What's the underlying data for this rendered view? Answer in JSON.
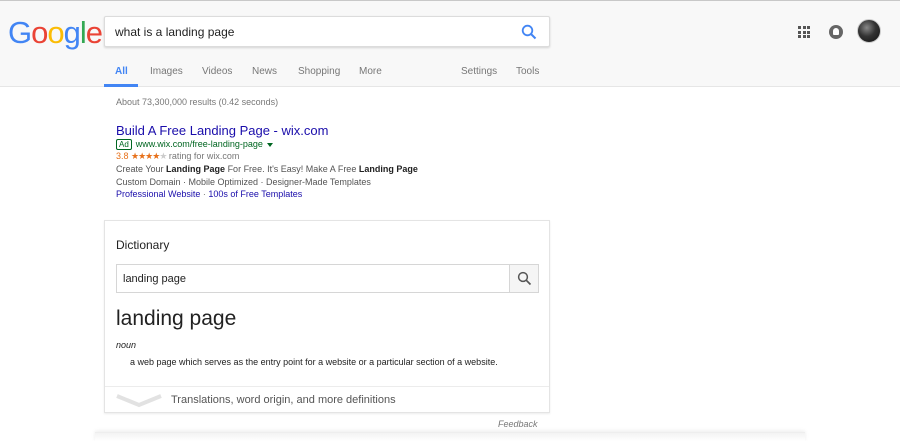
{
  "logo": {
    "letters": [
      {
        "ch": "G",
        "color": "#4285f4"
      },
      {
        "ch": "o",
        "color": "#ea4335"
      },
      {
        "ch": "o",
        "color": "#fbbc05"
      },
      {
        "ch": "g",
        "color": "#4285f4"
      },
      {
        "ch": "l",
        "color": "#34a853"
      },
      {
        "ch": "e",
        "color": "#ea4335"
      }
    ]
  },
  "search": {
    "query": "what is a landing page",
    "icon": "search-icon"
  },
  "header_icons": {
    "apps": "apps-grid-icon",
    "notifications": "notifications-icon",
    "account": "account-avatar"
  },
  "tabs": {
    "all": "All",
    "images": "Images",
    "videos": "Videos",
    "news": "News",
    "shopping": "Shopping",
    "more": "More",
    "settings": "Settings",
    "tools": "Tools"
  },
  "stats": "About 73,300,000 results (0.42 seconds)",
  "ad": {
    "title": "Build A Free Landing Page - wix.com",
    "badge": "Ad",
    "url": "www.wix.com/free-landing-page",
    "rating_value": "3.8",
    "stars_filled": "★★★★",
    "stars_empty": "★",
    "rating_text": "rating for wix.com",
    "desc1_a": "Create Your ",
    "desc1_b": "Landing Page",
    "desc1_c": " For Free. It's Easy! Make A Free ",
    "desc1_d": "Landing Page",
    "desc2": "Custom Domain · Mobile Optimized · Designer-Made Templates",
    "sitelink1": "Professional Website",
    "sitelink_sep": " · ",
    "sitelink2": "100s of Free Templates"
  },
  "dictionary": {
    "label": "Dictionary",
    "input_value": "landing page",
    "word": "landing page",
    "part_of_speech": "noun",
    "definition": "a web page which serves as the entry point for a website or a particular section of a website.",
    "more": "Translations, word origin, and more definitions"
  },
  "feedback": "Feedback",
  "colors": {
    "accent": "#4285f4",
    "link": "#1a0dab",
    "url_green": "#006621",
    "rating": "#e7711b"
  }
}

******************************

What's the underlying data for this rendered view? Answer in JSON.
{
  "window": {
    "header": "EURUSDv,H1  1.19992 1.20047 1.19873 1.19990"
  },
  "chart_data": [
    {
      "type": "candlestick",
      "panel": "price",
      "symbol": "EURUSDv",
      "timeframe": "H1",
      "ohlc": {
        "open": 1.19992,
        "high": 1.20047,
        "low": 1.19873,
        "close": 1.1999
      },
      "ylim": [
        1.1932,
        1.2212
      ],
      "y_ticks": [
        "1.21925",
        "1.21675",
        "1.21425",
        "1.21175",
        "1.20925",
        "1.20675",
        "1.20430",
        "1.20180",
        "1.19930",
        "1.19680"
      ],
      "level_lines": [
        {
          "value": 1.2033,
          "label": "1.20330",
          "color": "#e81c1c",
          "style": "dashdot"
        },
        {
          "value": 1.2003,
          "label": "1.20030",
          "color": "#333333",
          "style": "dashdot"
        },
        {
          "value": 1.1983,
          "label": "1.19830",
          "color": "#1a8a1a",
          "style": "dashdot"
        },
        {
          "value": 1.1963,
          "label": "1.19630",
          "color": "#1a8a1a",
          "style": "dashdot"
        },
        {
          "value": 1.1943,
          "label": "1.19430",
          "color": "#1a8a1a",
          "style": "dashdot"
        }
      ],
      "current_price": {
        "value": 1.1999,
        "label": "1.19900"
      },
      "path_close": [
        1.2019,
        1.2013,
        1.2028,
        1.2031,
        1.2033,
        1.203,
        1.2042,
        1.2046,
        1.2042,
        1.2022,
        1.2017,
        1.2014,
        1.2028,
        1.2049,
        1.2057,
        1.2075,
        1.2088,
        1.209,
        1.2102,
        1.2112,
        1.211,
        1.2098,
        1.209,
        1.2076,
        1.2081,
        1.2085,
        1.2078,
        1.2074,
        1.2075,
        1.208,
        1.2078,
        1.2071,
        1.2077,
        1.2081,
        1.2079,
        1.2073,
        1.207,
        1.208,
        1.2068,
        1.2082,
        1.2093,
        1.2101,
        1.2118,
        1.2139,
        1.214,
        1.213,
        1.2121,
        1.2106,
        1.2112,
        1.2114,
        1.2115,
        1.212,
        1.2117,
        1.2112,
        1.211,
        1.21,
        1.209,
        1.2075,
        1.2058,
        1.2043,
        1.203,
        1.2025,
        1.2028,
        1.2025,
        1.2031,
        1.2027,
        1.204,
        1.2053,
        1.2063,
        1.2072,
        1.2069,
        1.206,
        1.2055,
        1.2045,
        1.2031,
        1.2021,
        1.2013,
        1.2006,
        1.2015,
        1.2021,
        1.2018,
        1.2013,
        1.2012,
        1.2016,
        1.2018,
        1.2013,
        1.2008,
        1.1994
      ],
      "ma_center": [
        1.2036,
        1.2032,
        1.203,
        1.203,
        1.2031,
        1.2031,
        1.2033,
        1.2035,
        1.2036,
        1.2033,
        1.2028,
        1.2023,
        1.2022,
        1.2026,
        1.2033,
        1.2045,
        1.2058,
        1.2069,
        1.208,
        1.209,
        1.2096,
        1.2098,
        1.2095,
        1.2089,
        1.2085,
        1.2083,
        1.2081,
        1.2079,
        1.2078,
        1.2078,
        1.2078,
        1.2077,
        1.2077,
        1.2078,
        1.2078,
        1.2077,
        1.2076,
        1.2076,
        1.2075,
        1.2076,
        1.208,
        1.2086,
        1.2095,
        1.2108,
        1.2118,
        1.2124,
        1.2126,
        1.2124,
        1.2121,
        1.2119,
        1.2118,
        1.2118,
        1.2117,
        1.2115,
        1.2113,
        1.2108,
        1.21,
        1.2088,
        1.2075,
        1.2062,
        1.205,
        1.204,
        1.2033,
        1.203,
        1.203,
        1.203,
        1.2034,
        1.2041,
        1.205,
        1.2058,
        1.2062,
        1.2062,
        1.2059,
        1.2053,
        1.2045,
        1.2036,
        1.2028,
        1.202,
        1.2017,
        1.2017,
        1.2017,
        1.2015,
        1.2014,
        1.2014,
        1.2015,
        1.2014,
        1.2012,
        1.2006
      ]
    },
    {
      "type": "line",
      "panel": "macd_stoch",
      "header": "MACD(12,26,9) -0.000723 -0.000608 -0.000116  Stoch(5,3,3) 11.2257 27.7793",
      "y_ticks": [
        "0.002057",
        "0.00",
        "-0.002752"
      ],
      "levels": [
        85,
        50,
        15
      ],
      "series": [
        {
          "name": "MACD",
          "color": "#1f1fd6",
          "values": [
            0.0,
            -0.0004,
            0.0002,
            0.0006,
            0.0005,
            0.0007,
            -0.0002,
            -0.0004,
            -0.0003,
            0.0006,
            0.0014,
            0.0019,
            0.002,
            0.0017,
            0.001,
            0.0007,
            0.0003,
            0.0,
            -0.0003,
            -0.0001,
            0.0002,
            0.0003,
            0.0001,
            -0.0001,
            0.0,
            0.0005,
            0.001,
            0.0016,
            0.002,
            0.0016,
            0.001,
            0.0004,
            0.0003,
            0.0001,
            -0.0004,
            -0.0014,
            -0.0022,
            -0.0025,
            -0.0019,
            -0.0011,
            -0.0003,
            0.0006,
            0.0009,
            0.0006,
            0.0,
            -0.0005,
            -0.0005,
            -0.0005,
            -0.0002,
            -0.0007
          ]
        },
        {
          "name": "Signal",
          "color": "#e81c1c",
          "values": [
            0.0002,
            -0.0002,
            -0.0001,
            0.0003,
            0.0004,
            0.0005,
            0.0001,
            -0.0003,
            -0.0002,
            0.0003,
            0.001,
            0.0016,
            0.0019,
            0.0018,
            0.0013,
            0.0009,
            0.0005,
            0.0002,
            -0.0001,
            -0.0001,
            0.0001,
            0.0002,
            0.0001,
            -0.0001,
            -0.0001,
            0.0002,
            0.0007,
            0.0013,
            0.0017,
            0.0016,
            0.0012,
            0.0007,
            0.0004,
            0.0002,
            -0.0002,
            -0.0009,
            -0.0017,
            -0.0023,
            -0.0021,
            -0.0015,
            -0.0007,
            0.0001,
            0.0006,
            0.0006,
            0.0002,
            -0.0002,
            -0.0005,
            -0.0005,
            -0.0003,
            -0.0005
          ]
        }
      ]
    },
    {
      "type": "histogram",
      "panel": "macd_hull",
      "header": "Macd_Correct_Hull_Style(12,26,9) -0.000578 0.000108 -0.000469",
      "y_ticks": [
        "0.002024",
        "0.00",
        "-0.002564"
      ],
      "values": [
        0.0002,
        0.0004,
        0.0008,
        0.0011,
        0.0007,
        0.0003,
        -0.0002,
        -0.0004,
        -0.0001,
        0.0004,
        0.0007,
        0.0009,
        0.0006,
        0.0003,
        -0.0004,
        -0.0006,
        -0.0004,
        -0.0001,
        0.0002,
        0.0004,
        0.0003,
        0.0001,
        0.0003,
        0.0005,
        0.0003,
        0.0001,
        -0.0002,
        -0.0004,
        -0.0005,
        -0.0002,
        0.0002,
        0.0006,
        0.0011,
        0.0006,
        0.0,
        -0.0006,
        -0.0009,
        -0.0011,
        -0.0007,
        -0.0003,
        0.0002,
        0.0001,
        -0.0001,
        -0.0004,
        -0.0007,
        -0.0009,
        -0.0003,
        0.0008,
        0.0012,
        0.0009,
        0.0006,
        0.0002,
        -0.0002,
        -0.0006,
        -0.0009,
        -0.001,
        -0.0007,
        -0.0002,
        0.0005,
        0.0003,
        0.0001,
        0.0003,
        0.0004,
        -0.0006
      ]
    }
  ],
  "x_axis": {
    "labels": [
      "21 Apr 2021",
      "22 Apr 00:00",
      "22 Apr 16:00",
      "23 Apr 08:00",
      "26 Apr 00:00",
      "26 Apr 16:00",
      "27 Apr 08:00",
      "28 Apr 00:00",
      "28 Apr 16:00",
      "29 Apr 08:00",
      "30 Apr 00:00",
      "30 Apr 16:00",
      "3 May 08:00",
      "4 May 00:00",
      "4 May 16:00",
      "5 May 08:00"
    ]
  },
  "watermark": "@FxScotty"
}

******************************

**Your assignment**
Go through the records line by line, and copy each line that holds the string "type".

**Written response**
      "type": "candlestick",
      "type": "line",
      "type": "histogram",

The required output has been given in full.